(Beginning of THE DATA)

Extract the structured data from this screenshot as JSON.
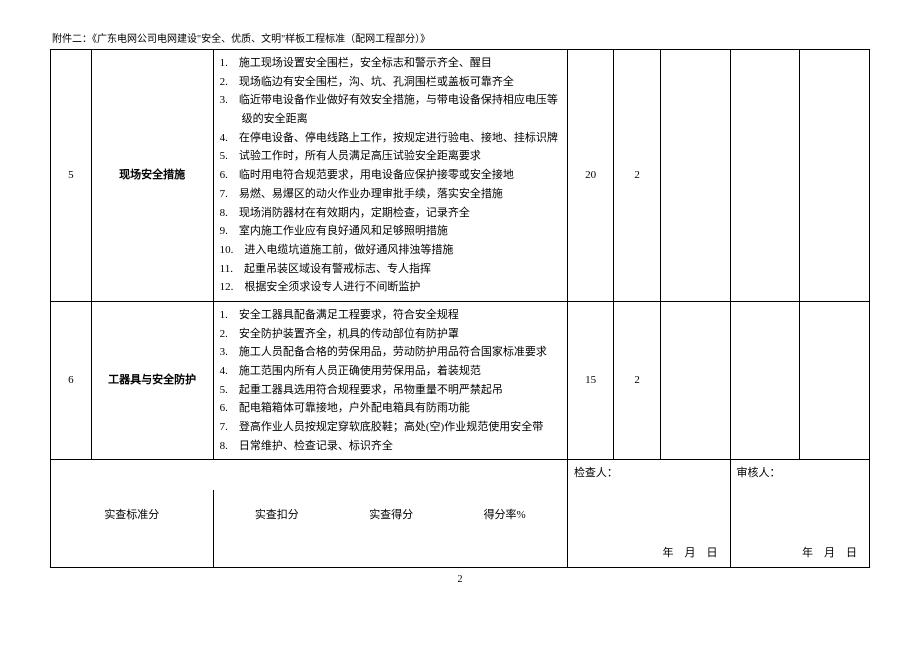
{
  "header": "附件二：《广东电网公司电网建设\"安全、优质、文明\"样板工程标准（配网工程部分）》",
  "rows": [
    {
      "idx": "5",
      "title": "现场安全措施",
      "items": [
        "施工现场设置安全围栏，安全标志和警示齐全、醒目",
        "现场临边有安全围栏，沟、坑、孔洞围栏或盖板可靠齐全",
        "临近带电设备作业做好有效安全措施，与带电设备保持相应电压等级的安全距离",
        "在停电设备、停电线路上工作，按规定进行验电、接地、挂标识牌",
        "试验工作时，所有人员满足高压试验安全距离要求",
        "临时用电符合规范要求，用电设备应保护接零或安全接地",
        "易燃、易爆区的动火作业办理审批手续，落实安全措施",
        "现场消防器材在有效期内，定期检查，记录齐全",
        "室内施工作业应有良好通风和足够照明措施",
        "进入电缆坑道施工前，做好通风排浊等措施",
        "起重吊装区域设有警戒标志、专人指挥",
        "根据安全须求设专人进行不间断监护"
      ],
      "score": "20",
      "min": "2"
    },
    {
      "idx": "6",
      "title": "工器具与安全防护",
      "items": [
        "安全工器具配备满足工程要求，符合安全规程",
        "安全防护装置齐全，机具的传动部位有防护罩",
        "施工人员配备合格的劳保用品，劳动防护用品符合国家标准要求",
        "施工范围内所有人员正确使用劳保用品，着装规范",
        "起重工器具选用符合规程要求，吊物重量不明严禁起吊",
        "配电箱箱体可靠接地，户外配电箱具有防雨功能",
        "登高作业人员按规定穿软底胶鞋；高处(空)作业规范使用安全带",
        "日常维护、检查记录、标识齐全"
      ],
      "score": "15",
      "min": "2"
    }
  ],
  "signatures": {
    "inspector_label": "检查人：",
    "auditor_label": "审核人："
  },
  "summary": {
    "std_score": "实查标准分",
    "deduct": "实查扣分",
    "got": "实查得分",
    "rate": "得分率%"
  },
  "date_text": "年　月　日",
  "page_number": "2"
}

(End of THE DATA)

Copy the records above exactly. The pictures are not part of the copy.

### RESPONSE TO THE EXERCISE
Extract the structured data from this screenshot as JSON.
{
  "header": "附件二：《广东电网公司电网建设\"安全、优质、文明\"样板工程标准（配网工程部分）》",
  "rows": [
    {
      "idx": "5",
      "title": "现场安全措施",
      "items": [
        "施工现场设置安全围栏，安全标志和警示齐全、醒目",
        "现场临边有安全围栏，沟、坑、孔洞围栏或盖板可靠齐全",
        "临近带电设备作业做好有效安全措施，与带电设备保持相应电压等级的安全距离",
        "在停电设备、停电线路上工作，按规定进行验电、接地、挂标识牌",
        "试验工作时，所有人员满足高压试验安全距离要求",
        "临时用电符合规范要求，用电设备应保护接零或安全接地",
        "易燃、易爆区的动火作业办理审批手续，落实安全措施",
        "现场消防器材在有效期内，定期检查，记录齐全",
        "室内施工作业应有良好通风和足够照明措施",
        "进入电缆坑道施工前，做好通风排浊等措施",
        "起重吊装区域设有警戒标志、专人指挥",
        "根据安全须求设专人进行不间断监护"
      ],
      "score": "20",
      "min": "2"
    },
    {
      "idx": "6",
      "title": "工器具与安全防护",
      "items": [
        "安全工器具配备满足工程要求，符合安全规程",
        "安全防护装置齐全，机具的传动部位有防护罩",
        "施工人员配备合格的劳保用品，劳动防护用品符合国家标准要求",
        "施工范围内所有人员正确使用劳保用品，着装规范",
        "起重工器具选用符合规程要求，吊物重量不明严禁起吊",
        "配电箱箱体可靠接地，户外配电箱具有防雨功能",
        "登高作业人员按规定穿软底胶鞋；高处(空)作业规范使用安全带",
        "日常维护、检查记录、标识齐全"
      ],
      "score": "15",
      "min": "2"
    }
  ],
  "signatures": {
    "inspector_label": "检查人：",
    "auditor_label": "审核人："
  },
  "summary": {
    "std_score": "实查标准分",
    "deduct": "实查扣分",
    "got": "实查得分",
    "rate": "得分率%"
  },
  "date_text": "年　月　日",
  "page_number": "2"
}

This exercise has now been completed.